[Start of Attachment]
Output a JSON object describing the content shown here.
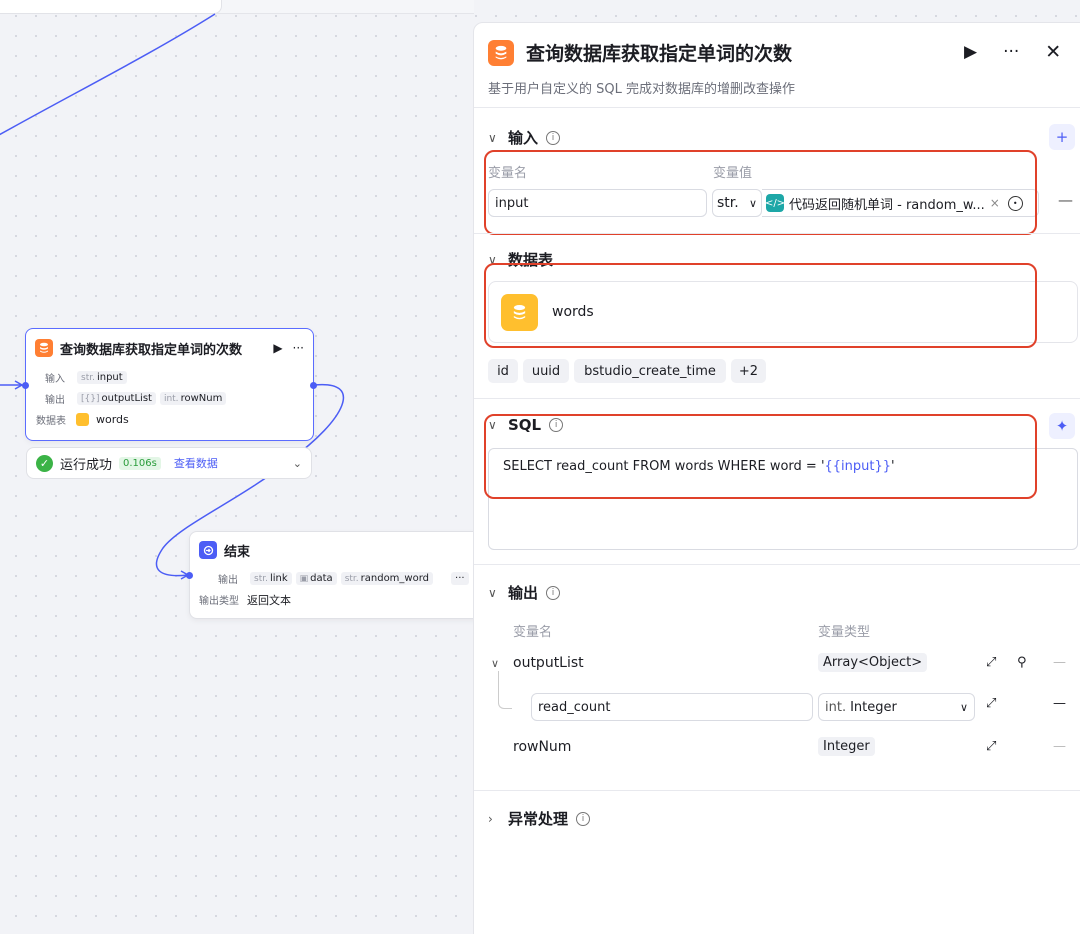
{
  "canvas": {
    "db_node": {
      "title": "查询数据库获取指定单词的次数",
      "input_label": "输入",
      "input_type": "str.",
      "input_name": "input",
      "output_label": "输出",
      "output1_type": "[{}]",
      "output1_name": "outputList",
      "output2_type": "int.",
      "output2_name": "rowNum",
      "table_label": "数据表",
      "table_name": "words"
    },
    "run_status": {
      "text": "运行成功",
      "time": "0.106s",
      "view": "查看数据"
    },
    "end_node": {
      "title": "结束",
      "output_label": "输出",
      "tag1_type": "str.",
      "tag1_name": "link",
      "tag2_name": "data",
      "tag3_type": "str.",
      "tag3_name": "random_word",
      "type_label": "输出类型",
      "type_value": "返回文本"
    }
  },
  "panel": {
    "title": "查询数据库获取指定单词的次数",
    "description": "基于用户自定义的 SQL 完成对数据库的增删改查操作",
    "input_section": {
      "title": "输入",
      "col_name": "变量名",
      "col_value": "变量值",
      "var_name": "input",
      "type": "str.",
      "ref_value": "代码返回随机单词 - random_w..."
    },
    "table_section": {
      "title": "数据表",
      "table_name": "words",
      "fields": [
        "id",
        "uuid",
        "bstudio_create_time",
        "+2"
      ]
    },
    "sql_section": {
      "title": "SQL",
      "query_prefix": "SELECT read_count FROM words WHERE word = '",
      "query_var": "{{input}}",
      "query_suffix": "'"
    },
    "output_section": {
      "title": "输出",
      "col_name": "变量名",
      "col_type": "变量类型",
      "rows": [
        {
          "name": "outputList",
          "type": "Array<Object>"
        },
        {
          "name": "read_count",
          "type_prefix": "int.",
          "type": "Integer"
        },
        {
          "name": "rowNum",
          "type": "Integer"
        }
      ]
    },
    "error_section": {
      "title": "异常处理"
    }
  },
  "colors": {
    "accent": "#4c5df5",
    "highlight": "#e0412a",
    "db_orange": "#ff7f33",
    "table_yellow": "#ffbf2e",
    "success": "#3bb346"
  }
}
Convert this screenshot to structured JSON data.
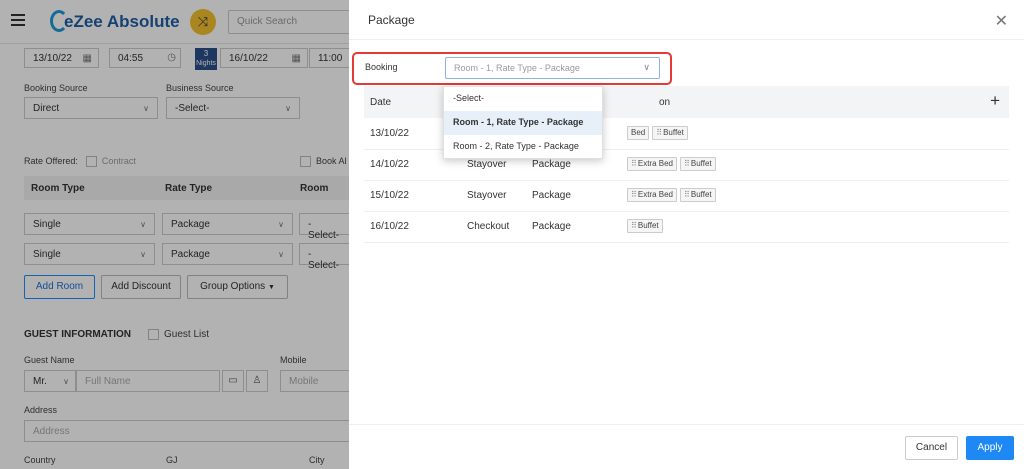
{
  "app": {
    "brand": "eZee Absolute",
    "search_placeholder": "Quick Search"
  },
  "reservation": {
    "arrival_date": "13/10/22",
    "arrival_time": "04:55",
    "nights_count": "3",
    "nights_label": "Nights",
    "departure_date": "16/10/22",
    "departure_time": "11:00",
    "booking_source_label": "Booking Source",
    "booking_source_value": "Direct",
    "business_source_label": "Business Source",
    "business_source_value": "-Select-",
    "rate_offered_label": "Rate Offered:",
    "contract_label": "Contract",
    "book_all_label": "Book Al",
    "columns": [
      "Room Type",
      "Rate Type",
      "Room"
    ],
    "rooms": [
      {
        "room_type": "Single",
        "rate_type": "Package",
        "room": "-Select-"
      },
      {
        "room_type": "Single",
        "rate_type": "Package",
        "room": "-Select-"
      }
    ],
    "add_room": "Add Room",
    "add_discount": "Add Discount",
    "group_options": "Group Options"
  },
  "guest": {
    "section_title": "GUEST INFORMATION",
    "guest_list_label": "Guest List",
    "guest_name_label": "Guest Name",
    "salutation": "Mr.",
    "full_name_placeholder": "Full Name",
    "mobile_label": "Mobile",
    "mobile_placeholder": "Mobile",
    "address_label": "Address",
    "address_placeholder": "Address",
    "country_label": "Country",
    "gj_label": "GJ",
    "city_label": "City"
  },
  "modal": {
    "title": "Package",
    "booking_label": "Booking",
    "booking_value": "Room - 1, Rate Type - Package",
    "dropdown_options": [
      "-Select-",
      "Room - 1, Rate Type - Package",
      "Room - 2, Rate Type - Package"
    ],
    "selected_option_index": 1,
    "table_headers": {
      "date": "Date",
      "description_fragment": "on"
    },
    "rows": [
      {
        "date": "13/10/22",
        "stay": "",
        "rate": "",
        "items": [
          "Bed",
          "Buffet"
        ]
      },
      {
        "date": "14/10/22",
        "stay": "Stayover",
        "rate": "Package",
        "items": [
          "Extra Bed",
          "Buffet"
        ]
      },
      {
        "date": "15/10/22",
        "stay": "Stayover",
        "rate": "Package",
        "items": [
          "Extra Bed",
          "Buffet"
        ]
      },
      {
        "date": "16/10/22",
        "stay": "Checkout",
        "rate": "Package",
        "items": [
          "Buffet"
        ]
      }
    ],
    "cancel_label": "Cancel",
    "apply_label": "Apply"
  }
}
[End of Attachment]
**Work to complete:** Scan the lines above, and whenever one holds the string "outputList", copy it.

**Solution for this task:**
      "output1_name": "outputList",
          "name": "outputList",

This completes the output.